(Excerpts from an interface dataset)
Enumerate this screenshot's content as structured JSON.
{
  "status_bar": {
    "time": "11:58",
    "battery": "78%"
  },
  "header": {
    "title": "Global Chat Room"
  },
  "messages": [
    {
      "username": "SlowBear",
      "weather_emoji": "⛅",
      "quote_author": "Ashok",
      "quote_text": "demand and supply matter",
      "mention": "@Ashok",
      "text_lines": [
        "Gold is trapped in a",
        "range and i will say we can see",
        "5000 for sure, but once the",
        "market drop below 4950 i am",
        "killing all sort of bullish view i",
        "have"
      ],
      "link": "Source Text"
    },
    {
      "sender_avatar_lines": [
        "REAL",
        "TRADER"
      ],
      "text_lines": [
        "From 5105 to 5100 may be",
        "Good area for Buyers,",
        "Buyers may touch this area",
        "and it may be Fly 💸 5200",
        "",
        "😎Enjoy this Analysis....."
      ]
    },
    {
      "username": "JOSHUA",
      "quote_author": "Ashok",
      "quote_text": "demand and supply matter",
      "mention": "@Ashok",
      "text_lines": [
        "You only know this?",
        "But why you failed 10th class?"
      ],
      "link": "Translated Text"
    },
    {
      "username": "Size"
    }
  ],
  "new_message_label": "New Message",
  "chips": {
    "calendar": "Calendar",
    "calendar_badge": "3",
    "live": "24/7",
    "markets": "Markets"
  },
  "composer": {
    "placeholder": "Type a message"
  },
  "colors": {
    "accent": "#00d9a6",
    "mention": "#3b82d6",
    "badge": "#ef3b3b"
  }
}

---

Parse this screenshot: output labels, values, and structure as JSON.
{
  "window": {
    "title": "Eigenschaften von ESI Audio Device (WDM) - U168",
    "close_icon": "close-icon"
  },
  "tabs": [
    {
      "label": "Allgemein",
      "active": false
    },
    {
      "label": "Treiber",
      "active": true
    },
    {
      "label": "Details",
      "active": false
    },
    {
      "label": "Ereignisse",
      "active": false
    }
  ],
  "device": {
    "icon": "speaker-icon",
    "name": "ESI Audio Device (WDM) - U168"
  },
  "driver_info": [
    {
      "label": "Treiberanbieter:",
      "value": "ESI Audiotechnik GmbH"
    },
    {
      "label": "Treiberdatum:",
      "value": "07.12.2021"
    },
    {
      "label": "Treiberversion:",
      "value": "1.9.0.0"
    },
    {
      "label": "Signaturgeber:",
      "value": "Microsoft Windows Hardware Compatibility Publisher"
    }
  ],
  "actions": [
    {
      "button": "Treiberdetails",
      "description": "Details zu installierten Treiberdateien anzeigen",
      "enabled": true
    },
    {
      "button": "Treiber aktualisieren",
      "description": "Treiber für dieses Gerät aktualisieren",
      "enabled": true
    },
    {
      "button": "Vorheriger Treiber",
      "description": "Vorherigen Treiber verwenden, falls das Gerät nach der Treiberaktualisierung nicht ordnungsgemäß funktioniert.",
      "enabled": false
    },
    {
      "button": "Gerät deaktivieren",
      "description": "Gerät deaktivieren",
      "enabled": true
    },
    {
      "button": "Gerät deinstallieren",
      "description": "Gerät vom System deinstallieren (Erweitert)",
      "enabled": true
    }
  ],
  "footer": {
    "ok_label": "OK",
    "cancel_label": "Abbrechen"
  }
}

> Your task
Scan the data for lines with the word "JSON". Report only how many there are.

> Task response
2